[Opening DATA FOR REVIEW section]
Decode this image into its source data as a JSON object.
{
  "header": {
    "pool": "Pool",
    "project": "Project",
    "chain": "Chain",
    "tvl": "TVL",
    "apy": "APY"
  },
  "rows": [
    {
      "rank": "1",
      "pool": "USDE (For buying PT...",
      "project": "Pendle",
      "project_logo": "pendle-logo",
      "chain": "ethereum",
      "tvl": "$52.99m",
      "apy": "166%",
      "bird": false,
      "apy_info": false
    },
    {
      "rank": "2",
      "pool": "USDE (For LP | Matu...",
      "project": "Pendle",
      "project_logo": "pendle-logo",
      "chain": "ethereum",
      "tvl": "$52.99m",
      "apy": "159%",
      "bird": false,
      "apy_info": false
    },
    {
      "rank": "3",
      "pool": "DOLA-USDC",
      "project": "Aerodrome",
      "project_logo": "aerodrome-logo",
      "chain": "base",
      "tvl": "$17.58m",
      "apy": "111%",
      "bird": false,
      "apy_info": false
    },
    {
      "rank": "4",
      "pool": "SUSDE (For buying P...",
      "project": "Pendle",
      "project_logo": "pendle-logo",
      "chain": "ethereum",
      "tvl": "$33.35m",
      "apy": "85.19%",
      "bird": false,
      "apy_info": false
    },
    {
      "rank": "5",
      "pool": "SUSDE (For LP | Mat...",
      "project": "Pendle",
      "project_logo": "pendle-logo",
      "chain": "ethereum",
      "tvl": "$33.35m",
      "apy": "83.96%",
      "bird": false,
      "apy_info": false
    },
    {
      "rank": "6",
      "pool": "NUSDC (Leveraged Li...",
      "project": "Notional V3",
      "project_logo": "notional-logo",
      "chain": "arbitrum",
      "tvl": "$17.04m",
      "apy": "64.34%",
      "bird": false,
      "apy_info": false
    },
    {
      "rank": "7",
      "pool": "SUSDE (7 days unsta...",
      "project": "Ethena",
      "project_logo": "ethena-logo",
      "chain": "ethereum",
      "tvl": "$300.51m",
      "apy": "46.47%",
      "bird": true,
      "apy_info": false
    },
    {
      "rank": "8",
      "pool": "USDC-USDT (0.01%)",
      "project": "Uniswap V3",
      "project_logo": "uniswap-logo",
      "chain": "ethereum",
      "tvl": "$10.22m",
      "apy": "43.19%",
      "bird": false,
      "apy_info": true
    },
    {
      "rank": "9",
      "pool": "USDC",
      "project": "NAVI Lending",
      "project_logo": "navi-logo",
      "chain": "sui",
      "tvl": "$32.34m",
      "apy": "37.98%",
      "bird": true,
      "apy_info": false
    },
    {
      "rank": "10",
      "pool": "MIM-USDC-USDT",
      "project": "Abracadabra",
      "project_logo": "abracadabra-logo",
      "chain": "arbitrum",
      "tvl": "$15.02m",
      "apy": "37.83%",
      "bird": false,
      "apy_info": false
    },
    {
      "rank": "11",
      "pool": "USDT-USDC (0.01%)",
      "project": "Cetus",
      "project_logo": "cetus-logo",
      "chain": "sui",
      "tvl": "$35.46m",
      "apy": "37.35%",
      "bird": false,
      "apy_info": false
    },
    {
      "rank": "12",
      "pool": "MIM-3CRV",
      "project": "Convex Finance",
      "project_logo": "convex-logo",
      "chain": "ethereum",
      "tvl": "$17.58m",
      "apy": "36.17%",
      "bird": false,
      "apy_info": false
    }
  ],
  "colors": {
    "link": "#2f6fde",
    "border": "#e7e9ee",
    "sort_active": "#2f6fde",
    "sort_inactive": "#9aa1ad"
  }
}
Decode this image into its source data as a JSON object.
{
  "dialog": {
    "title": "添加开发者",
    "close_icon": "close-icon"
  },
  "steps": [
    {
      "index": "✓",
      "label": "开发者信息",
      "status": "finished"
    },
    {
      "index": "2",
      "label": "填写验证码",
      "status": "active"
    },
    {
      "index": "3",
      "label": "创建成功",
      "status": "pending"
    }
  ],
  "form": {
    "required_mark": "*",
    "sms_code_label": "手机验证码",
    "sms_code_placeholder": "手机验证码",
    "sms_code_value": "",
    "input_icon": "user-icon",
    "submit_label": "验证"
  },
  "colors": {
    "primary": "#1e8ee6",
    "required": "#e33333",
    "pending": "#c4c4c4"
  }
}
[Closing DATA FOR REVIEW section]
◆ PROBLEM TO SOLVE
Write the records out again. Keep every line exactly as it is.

◆ WRITTEN RESPONSE
Decode this image into its source data as a JSON object.
{
  "header": {
    "pool": "Pool",
    "project": "Project",
    "chain": "Chain",
    "tvl": "TVL",
    "apy": "APY"
  },
  "rows": [
    {
      "rank": "1",
      "pool": "USDE (For buying PT...",
      "project": "Pendle",
      "project_logo": "pendle-logo",
      "chain": "ethereum",
      "tvl": "$52.99m",
      "apy": "166%",
      "bird": false,
      "apy_info": false
    },
    {
      "rank": "2",
      "pool": "USDE (For LP | Matu...",
      "project": "Pendle",
      "project_logo": "pendle-logo",
      "chain": "ethereum",
      "tvl": "$52.99m",
      "apy": "159%",
      "bird": false,
      "apy_info": false
    },
    {
      "rank": "3",
      "pool": "DOLA-USDC",
      "project": "Aerodrome",
      "project_logo": "aerodrome-logo",
      "chain": "base",
      "tvl": "$17.58m",
      "apy": "111%",
      "bird": false,
      "apy_info": false
    },
    {
      "rank": "4",
      "pool": "SUSDE (For buying P...",
      "project": "Pendle",
      "project_logo": "pendle-logo",
      "chain": "ethereum",
      "tvl": "$33.35m",
      "apy": "85.19%",
      "bird": false,
      "apy_info": false
    },
    {
      "rank": "5",
      "pool": "SUSDE (For LP | Mat...",
      "project": "Pendle",
      "project_logo": "pendle-logo",
      "chain": "ethereum",
      "tvl": "$33.35m",
      "apy": "83.96%",
      "bird": false,
      "apy_info": false
    },
    {
      "rank": "6",
      "pool": "NUSDC (Leveraged Li...",
      "project": "Notional V3",
      "project_logo": "notional-logo",
      "chain": "arbitrum",
      "tvl": "$17.04m",
      "apy": "64.34%",
      "bird": false,
      "apy_info": false
    },
    {
      "rank": "7",
      "pool": "SUSDE (7 days unsta...",
      "project": "Ethena",
      "project_logo": "ethena-logo",
      "chain": "ethereum",
      "tvl": "$300.51m",
      "apy": "46.47%",
      "bird": true,
      "apy_info": false
    },
    {
      "rank": "8",
      "pool": "USDC-USDT (0.01%)",
      "project": "Uniswap V3",
      "project_logo": "uniswap-logo",
      "chain": "ethereum",
      "tvl": "$10.22m",
      "apy": "43.19%",
      "bird": false,
      "apy_info": true
    },
    {
      "rank": "9",
      "pool": "USDC",
      "project": "NAVI Lending",
      "project_logo": "navi-logo",
      "chain": "sui",
      "tvl": "$32.34m",
      "apy": "37.98%",
      "bird": true,
      "apy_info": false
    },
    {
      "rank": "10",
      "pool": "MIM-USDC-USDT",
      "project": "Abracadabra",
      "project_logo": "abracadabra-logo",
      "chain": "arbitrum",
      "tvl": "$15.02m",
      "apy": "37.83%",
      "bird": false,
      "apy_info": false
    },
    {
      "rank": "11",
      "pool": "USDT-USDC (0.01%)",
      "project": "Cetus",
      "project_logo": "cetus-logo",
      "chain": "sui",
      "tvl": "$35.46m",
      "apy": "37.35%",
      "bird": false,
      "apy_info": false
    },
    {
      "rank": "12",
      "pool": "MIM-3CRV",
      "project": "Convex Finance",
      "project_logo": "convex-logo",
      "chain": "ethereum",
      "tvl": "$17.58m",
      "apy": "36.17%",
      "bird": false,
      "apy_info": false
    }
  ],
  "colors": {
    "link": "#2f6fde",
    "border": "#e7e9ee",
    "sort_active": "#2f6fde",
    "sort_inactive": "#9aa1ad"
  }
}
Decode this image into its source data as a JSON object.
{
  "dialog": {
    "title": "添加开发者",
    "close_icon": "close-icon"
  },
  "steps": [
    {
      "index": "✓",
      "label": "开发者信息",
      "status": "finished"
    },
    {
      "index": "2",
      "label": "填写验证码",
      "status": "active"
    },
    {
      "index": "3",
      "label": "创建成功",
      "status": "pending"
    }
  ],
  "form": {
    "required_mark": "*",
    "sms_code_label": "手机验证码",
    "sms_code_placeholder": "手机验证码",
    "sms_code_value": "",
    "input_icon": "user-icon",
    "submit_label": "验证"
  },
  "colors": {
    "primary": "#1e8ee6",
    "required": "#e33333",
    "pending": "#c4c4c4"
  }
}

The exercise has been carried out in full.